New analysis shows that Dilophosaurus had air sacs in its bones and was up to 6 meters long – much larger than the beasts in the film.
A study by the University of Texas at Austin, in the United States, shows that the famous Dilophosaurus was quite different from what was imagined. In Jurassic Park, it is portrayed as a human-sized dinosaur that spits venom from its neck. However, paleontologists claim that it looked more like modern birds. The research was published in the Journal of Paleontology.
One of the main differences is that it was not a small dinosaur. The real Dilophosaurus was the largest land animal of its time – 183 million years ago, during the Lower Jurassic -, reaching up to 6 meters (20 ft) in length.
The study’s lead author, Adam Marsh, analyzed five almost complete Dilophosaurus fossils during his doctorate.
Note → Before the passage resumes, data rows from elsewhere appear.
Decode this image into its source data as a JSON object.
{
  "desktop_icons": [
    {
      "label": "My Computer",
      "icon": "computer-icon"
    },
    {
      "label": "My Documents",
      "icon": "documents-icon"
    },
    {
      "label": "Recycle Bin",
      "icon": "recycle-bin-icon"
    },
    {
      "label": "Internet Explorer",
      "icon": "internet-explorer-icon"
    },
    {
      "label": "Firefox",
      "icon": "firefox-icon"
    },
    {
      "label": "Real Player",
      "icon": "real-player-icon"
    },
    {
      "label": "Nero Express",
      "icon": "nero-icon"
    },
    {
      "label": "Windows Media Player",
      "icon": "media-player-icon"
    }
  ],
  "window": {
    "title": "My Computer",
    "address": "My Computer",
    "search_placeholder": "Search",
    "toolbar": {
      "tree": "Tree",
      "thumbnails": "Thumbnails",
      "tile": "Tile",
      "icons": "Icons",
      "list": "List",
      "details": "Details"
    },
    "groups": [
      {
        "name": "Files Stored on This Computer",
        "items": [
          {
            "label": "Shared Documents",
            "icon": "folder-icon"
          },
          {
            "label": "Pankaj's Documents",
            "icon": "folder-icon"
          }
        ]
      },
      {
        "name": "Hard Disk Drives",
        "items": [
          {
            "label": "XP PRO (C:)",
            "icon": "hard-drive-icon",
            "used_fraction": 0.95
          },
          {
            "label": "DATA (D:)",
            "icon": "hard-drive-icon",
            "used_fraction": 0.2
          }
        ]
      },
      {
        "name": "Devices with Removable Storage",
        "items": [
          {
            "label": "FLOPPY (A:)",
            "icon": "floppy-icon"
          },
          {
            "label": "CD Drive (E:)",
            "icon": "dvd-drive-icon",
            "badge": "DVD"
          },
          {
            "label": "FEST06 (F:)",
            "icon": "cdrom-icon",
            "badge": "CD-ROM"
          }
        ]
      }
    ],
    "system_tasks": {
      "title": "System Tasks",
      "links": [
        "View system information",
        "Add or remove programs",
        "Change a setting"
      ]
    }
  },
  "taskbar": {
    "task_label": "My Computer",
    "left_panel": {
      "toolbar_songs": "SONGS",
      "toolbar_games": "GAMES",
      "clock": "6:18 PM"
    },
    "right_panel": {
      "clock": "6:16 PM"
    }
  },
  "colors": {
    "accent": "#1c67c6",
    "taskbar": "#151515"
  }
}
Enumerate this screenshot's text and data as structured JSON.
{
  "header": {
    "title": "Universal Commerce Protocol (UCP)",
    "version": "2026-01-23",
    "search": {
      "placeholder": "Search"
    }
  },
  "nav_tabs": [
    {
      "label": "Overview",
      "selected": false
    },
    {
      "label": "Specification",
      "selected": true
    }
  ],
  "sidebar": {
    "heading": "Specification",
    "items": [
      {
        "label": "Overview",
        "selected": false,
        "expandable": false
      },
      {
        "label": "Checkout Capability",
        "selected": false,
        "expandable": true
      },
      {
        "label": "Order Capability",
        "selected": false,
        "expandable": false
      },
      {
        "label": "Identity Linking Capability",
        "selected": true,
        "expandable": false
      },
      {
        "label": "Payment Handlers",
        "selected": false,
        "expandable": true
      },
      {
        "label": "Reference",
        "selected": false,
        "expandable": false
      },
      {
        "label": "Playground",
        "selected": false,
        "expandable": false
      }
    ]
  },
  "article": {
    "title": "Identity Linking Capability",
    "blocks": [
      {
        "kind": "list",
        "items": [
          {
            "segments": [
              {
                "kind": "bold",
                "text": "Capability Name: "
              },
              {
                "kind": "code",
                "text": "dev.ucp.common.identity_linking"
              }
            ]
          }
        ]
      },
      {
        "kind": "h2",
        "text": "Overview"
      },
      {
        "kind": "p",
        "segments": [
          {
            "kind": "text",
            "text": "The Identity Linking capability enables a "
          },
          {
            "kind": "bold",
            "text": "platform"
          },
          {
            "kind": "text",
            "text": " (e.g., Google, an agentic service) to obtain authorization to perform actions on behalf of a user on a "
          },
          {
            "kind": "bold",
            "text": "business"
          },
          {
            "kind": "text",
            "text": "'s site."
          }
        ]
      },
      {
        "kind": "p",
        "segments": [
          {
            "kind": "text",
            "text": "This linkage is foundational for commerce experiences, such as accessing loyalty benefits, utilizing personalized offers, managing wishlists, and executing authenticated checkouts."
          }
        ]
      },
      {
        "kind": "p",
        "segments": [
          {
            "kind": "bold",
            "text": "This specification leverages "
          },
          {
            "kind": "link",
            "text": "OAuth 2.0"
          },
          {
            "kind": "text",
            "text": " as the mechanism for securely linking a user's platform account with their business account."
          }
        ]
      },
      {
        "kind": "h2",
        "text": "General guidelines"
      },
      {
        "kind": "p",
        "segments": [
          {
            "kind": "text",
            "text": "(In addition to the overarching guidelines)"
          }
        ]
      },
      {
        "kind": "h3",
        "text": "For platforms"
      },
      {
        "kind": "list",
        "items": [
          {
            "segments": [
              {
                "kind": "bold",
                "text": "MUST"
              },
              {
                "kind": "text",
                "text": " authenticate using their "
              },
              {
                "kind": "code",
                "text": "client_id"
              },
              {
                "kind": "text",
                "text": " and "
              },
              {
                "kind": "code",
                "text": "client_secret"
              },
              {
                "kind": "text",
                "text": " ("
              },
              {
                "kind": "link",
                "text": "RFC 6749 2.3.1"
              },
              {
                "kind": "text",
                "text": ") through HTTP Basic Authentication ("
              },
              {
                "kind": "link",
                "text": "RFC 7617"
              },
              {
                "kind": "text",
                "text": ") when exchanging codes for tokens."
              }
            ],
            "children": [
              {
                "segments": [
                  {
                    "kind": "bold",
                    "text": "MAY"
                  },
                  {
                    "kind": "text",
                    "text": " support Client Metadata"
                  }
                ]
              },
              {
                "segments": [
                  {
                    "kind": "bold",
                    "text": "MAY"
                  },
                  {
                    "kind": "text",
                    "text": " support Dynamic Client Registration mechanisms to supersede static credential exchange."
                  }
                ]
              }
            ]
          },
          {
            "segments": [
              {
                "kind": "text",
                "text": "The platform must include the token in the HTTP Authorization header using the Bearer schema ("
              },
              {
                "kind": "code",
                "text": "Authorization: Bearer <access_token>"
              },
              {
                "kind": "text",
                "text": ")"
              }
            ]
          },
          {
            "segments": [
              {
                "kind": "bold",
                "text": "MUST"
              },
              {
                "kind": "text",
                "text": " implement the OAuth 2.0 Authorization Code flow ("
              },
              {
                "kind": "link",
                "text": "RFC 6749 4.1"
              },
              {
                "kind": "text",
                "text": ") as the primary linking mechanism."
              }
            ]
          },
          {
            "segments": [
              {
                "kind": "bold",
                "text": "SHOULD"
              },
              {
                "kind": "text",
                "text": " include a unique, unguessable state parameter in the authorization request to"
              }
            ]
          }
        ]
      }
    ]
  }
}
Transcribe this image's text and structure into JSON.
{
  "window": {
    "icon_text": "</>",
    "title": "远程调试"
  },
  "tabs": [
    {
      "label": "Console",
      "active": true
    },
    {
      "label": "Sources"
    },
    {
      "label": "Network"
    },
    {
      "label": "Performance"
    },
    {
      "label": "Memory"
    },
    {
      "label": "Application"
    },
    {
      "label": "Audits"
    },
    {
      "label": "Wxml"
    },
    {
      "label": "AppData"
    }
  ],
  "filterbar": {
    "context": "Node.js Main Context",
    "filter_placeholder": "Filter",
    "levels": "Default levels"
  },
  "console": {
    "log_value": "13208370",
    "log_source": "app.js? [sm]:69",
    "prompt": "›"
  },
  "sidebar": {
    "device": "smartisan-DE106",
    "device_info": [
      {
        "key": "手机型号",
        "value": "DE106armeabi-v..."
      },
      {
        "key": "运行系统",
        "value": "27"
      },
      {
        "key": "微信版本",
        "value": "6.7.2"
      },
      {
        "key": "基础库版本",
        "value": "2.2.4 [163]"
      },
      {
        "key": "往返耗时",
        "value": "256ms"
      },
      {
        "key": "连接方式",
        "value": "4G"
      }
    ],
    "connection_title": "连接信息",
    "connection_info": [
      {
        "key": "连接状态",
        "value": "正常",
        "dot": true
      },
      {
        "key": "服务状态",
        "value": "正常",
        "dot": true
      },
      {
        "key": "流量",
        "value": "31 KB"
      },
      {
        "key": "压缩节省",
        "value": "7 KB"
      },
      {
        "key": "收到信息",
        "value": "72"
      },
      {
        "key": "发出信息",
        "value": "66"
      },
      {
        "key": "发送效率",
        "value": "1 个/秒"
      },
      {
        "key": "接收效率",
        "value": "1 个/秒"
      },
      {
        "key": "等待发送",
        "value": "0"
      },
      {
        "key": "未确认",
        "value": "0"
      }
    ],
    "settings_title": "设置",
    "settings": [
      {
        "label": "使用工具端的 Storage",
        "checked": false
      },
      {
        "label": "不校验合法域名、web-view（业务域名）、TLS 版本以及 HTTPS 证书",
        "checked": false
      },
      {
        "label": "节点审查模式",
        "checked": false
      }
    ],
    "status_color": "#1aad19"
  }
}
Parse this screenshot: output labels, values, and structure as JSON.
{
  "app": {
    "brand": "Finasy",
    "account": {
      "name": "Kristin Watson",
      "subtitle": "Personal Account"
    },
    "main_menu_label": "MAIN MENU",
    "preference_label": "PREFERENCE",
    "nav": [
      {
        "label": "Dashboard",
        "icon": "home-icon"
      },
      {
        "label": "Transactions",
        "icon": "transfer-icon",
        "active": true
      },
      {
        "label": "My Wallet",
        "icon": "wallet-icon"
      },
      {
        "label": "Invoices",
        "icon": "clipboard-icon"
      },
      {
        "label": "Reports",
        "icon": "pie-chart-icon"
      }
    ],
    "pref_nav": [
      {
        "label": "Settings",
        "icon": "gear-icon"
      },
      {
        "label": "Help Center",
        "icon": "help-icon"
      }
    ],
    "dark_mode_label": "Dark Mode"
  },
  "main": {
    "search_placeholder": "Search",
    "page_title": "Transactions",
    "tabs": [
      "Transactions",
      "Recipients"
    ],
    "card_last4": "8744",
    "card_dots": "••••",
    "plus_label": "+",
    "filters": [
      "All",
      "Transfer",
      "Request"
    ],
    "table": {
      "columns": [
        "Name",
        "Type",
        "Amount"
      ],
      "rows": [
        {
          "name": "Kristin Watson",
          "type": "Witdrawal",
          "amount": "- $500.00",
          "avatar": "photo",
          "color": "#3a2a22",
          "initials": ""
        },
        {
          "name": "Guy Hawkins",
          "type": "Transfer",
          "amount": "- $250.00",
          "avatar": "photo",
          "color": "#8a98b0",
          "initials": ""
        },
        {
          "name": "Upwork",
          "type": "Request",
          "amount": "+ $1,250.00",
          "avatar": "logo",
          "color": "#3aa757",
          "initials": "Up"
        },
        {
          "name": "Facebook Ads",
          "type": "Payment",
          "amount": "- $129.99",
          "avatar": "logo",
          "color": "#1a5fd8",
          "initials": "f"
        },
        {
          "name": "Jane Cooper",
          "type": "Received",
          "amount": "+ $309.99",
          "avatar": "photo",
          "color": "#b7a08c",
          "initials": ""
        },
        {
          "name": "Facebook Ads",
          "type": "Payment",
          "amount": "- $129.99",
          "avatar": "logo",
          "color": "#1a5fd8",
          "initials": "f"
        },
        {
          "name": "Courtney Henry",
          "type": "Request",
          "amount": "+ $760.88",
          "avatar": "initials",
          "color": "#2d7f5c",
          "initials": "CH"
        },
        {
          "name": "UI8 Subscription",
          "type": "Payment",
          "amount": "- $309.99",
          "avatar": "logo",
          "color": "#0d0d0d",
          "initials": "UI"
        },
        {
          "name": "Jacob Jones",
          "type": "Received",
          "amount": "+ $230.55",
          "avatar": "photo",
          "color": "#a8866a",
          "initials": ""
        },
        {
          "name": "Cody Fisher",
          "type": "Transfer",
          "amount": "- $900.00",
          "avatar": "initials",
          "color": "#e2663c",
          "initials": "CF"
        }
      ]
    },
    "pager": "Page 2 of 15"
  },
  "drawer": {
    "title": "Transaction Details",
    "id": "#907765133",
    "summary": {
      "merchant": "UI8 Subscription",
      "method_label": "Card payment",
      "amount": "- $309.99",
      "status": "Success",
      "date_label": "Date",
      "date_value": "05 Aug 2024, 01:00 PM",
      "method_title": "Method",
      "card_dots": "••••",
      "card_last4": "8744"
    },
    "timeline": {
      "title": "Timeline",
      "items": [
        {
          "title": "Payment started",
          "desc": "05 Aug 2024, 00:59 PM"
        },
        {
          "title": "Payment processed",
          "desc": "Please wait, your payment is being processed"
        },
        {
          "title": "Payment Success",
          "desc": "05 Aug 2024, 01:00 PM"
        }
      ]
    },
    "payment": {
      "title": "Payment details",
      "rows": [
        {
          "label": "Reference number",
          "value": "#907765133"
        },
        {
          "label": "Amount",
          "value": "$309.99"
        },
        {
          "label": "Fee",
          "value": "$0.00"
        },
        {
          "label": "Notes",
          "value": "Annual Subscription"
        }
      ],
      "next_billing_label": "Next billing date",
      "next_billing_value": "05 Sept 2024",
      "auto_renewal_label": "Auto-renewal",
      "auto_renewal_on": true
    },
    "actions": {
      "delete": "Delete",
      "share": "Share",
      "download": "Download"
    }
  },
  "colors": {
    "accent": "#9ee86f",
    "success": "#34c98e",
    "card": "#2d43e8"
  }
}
The first descriptions of the animal characterized it with a fragile crest and weak jaws – which influenced the creation of Dilophosaurus in Jurassic Park as a slender dinosaur that subdued its prey with venom.
But when analyzing the fossils, Marsh found the opposite of that description: Dilophosaurus’ jaws had powerful muscles. He also found that some bones had traces of air sacs, which would have helped to strengthen the animal’s skeleton, including its double crest. “They’re kind of like bubble wrap – the bone is protected and strengthened,” Marsh said.
These air sacs are not exclusive to Dilophosaurus. Modern birds have them, as did the most massive dinosaurs that ever existed. The sacs reduce the animal’s weight, which helped large dinosaurs to move around.
The researcher noted down several anatomical features of each fossil and compared them using algorithms, confirming that they all belonged to the genus Dilophosaurus. The calculation also revealed that there is an evolutionary gap between the animal and its closest dinosaur relatives, indicating that there are probably many more to be discovered.
The new discoveries about Dilophosaurus will help paleontologists around the world to identify fossil samples.